Marsh Light Manor

10.12.12 ~ Old Lyme, Connecticut
Marsh Light Manor at Lookout Hollow created by Lori & Edward Lenz ~ 10.12.12 ~ Old Lyme, Connecticut

Luka built this manor house for his wife Inza and their family of light fareies at the base of this tree from the river rocks and marsh grasses. He created porches and windows to view and capture the light as it dances across the water. Mirrors and magic help Luka and his wife to “bottle” the light. Each of the children take turns delivering a month of special light to the plein-air artists who capture its distinct glow in paint.
~ Wee Faerie Village: Land of Picture Making

Now that some of the excitement has passed by, at least for us, I hope to share a few more fairy house posts in the coming days…

Auntie was transferred to a rehab center last week, a day or two after the storm.
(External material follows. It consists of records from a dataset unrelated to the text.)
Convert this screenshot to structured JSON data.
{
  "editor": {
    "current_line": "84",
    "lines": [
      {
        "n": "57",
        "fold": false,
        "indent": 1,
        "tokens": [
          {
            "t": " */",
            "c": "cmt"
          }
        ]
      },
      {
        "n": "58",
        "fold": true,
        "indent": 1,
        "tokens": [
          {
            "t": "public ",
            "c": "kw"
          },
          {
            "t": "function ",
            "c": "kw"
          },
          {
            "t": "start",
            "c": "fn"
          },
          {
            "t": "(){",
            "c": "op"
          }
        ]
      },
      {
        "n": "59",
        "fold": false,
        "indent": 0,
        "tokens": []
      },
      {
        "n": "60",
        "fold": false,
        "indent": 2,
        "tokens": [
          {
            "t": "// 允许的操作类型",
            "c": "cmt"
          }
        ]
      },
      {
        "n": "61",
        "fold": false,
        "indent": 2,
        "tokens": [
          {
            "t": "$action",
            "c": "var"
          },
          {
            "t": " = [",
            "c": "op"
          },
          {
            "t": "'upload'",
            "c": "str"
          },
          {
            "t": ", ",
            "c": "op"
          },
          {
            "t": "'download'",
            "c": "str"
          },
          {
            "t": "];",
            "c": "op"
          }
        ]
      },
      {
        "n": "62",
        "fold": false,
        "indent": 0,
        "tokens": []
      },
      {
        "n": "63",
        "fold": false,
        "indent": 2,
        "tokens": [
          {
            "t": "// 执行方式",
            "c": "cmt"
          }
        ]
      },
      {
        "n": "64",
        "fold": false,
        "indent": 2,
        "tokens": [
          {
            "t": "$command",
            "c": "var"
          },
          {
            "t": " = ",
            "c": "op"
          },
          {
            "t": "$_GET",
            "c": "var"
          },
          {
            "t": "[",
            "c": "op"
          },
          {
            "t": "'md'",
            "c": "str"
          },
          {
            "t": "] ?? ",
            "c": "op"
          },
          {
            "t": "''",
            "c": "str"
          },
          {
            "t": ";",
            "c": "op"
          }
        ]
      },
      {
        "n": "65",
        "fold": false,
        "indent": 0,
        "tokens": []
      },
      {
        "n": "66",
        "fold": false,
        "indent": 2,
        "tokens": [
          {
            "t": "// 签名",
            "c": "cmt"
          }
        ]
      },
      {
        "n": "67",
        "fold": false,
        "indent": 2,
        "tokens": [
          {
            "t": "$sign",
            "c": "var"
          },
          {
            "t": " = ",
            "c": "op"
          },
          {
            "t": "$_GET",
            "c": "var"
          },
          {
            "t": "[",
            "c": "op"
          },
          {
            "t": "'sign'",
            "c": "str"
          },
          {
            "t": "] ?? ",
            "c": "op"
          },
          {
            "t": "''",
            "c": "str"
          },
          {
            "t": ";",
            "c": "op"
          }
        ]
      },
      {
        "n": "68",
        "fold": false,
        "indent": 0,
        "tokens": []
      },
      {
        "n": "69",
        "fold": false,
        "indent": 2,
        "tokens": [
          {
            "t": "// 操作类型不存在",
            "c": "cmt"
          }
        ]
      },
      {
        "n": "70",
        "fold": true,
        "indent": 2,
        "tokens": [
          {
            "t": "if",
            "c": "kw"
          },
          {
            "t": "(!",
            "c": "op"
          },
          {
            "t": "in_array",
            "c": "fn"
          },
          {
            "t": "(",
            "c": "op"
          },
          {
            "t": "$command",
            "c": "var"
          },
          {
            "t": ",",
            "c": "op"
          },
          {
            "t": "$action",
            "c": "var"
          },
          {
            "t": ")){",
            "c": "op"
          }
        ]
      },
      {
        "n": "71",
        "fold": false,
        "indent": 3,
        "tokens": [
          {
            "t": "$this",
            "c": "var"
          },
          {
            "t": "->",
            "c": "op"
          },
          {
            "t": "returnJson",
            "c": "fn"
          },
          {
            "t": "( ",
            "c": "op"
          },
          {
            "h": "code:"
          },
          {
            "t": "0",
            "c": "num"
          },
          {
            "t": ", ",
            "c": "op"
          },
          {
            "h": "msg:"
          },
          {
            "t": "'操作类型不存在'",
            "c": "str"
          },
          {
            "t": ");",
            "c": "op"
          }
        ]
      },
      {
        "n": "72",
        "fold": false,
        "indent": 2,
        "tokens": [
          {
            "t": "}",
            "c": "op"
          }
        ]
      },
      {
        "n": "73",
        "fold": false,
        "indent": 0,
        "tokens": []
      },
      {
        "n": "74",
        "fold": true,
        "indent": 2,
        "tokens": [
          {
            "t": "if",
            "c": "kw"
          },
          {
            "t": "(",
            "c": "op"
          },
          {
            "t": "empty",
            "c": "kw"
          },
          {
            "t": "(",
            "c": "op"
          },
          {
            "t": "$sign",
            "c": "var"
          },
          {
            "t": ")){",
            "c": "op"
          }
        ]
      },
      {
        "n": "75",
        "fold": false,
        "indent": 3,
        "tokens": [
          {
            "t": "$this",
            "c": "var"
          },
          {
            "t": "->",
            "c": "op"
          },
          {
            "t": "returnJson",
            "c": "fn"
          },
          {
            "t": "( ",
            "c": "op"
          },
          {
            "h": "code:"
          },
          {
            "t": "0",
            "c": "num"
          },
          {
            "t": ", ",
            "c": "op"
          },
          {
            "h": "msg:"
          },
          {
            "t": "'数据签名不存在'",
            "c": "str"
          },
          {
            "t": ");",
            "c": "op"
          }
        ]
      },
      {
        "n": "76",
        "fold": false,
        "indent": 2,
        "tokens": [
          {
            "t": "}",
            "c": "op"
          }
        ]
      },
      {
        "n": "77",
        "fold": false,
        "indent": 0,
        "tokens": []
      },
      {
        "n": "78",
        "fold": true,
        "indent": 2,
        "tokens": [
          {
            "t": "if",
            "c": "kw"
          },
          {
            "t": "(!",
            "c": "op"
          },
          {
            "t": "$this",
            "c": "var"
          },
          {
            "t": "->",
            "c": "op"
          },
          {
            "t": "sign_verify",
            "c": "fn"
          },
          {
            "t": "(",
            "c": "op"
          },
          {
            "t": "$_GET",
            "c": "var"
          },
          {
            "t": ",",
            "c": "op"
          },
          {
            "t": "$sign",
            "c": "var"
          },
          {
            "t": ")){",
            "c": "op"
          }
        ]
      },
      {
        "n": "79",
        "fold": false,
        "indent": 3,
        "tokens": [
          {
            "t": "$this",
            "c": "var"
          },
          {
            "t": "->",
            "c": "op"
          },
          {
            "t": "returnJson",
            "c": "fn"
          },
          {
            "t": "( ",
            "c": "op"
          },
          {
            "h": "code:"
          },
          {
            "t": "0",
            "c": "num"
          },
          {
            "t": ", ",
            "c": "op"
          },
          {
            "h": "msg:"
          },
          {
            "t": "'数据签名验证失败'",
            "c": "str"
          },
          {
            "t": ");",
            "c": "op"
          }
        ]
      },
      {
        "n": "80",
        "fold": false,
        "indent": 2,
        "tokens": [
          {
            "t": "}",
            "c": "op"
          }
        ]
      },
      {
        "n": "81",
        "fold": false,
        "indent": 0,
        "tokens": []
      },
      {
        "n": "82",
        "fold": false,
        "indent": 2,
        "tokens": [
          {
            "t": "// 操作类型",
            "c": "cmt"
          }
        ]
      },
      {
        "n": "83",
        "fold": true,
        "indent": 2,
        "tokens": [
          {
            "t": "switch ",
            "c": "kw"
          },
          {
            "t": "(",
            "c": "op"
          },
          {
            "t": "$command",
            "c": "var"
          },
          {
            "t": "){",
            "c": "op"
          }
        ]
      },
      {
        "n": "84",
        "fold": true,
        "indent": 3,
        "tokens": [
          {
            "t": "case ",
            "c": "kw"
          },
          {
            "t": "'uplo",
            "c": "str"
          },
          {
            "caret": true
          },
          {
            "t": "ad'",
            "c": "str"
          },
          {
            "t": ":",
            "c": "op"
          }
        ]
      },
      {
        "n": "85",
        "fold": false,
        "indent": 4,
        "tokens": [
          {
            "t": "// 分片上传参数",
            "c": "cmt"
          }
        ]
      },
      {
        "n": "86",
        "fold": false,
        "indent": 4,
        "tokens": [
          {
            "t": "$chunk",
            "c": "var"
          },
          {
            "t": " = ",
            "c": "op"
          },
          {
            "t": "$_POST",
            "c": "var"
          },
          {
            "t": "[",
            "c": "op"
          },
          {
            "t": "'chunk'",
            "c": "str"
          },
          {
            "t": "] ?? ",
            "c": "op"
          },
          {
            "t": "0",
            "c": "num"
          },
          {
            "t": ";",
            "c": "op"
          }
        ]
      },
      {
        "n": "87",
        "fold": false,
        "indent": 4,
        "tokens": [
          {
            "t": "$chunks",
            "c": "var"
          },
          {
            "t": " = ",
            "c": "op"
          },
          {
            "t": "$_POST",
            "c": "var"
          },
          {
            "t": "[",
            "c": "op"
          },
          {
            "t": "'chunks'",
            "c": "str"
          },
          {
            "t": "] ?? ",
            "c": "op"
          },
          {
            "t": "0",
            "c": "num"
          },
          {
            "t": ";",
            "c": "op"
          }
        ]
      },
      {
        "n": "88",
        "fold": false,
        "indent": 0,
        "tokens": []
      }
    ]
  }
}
She’s able to walk a little and is making some progress in physical therapy there. We finally got up to see her yesterday and were grateful to know that she had some visitors in the hospital and at the rehab center.

Dad is on antibiotics now for bronchitis and we stopped by to see him, too, and showed him our storm pictures on the TV screen. He was somewhat impressed, but decided that the Great New England Hurricane of 1938 he survived when he 16 was far more destructive. He wasn’t feeling too well, but it was good to visit with him anyway.

We are overflowing with gratefulness for the gift of a wonderful young woman named Chelsea, who was hired to help out with Dad and Auntie’s care in September. What an awesome blessing she has been to our family! She has sat with Auntie in the hospital and at the rehab center, and darted back and forth between those places and the house, to give attention to both of the ancient ones. She has been a cheerful, hard-working, kind, calming and pleasant presence to have around and has gotten us through this difficult stretch, even coming in the evening and on the weekends. Thank you so much, Chelsea!!!

Green Is King Factory

10.12.12 ~ Old Lyme, Connecticut
The Green Is King Factory created by Tammi & Sean Flynn ~ 10.12.12 ~ Old Lyme, Connecticut

The Moss family loves everything green. Kelly and Hunter and their children Willow and Sage own the Green Is King Factory. They turn their precious blue and yellow finds into, you guessed it, green. It’s hard to keep up with the demand. Artists use a lot of green! From the gentle yellow-green buds of spring to the deep shades of the forest, the Moss family can have an artist’s favorite green within 24 hours (and yes, express delivery is available).
~ Wee Faerie Village: Land of Picture Making

10.12.12 ~ Old Lyme, Connecticut
10.12.12 ~ Old Lyme, Connecticut

So, the wondrous fairies have a factory in their village, too! Did you notice the cog railway for bringing the yellow down to the factory?

10.12.12 ~ Old Lyme, Connecticut
10.12.12 ~ Old Lyme, Connecticut

What a blessing our in-home caregiver, Chelsea, has turned out to be! She spent Monday in the hospital keeping Auntie company. Thank you so much, Chelsea! You are truly a godsend!

On a somber note, I received some sad news yesterday, my cousin Matt called to let me know that his mother, my Aunt Betty, died unexpectedly Friday evening. She had enjoyed her last day of life, taking a wonderful long walk with her husband, my Uncle Dave, and seemed fine. But after dinner she collapsed and the paramedics were summoned – she was 80 years old. Matt and I talked for over an hour on the phone, shedding a few tears and sending hugs back and forth, sharing what happy memories came into our minds. Tim & I had sent her some organic roses in May for her 80th birthday and she told us their fragrance reminded her of romantic rose gardens from the past on Cape Cod. Aunt Betty was a woman of strong faith, a lovely, gracious, lady.

If I were to walk this way
Hand in hand with Grief,
I should mark that maple-spray
Coming into leaf.
I should note how the old burrs
Rot upon the ground.
Yes, though Grief should know me hers
While the world goes round,
It could not in truth be said
This was lost on me:
A rock-maple showing red,
Burrs beneath a tree.
~ Edna St. Vincent Millay
(The Wood Road)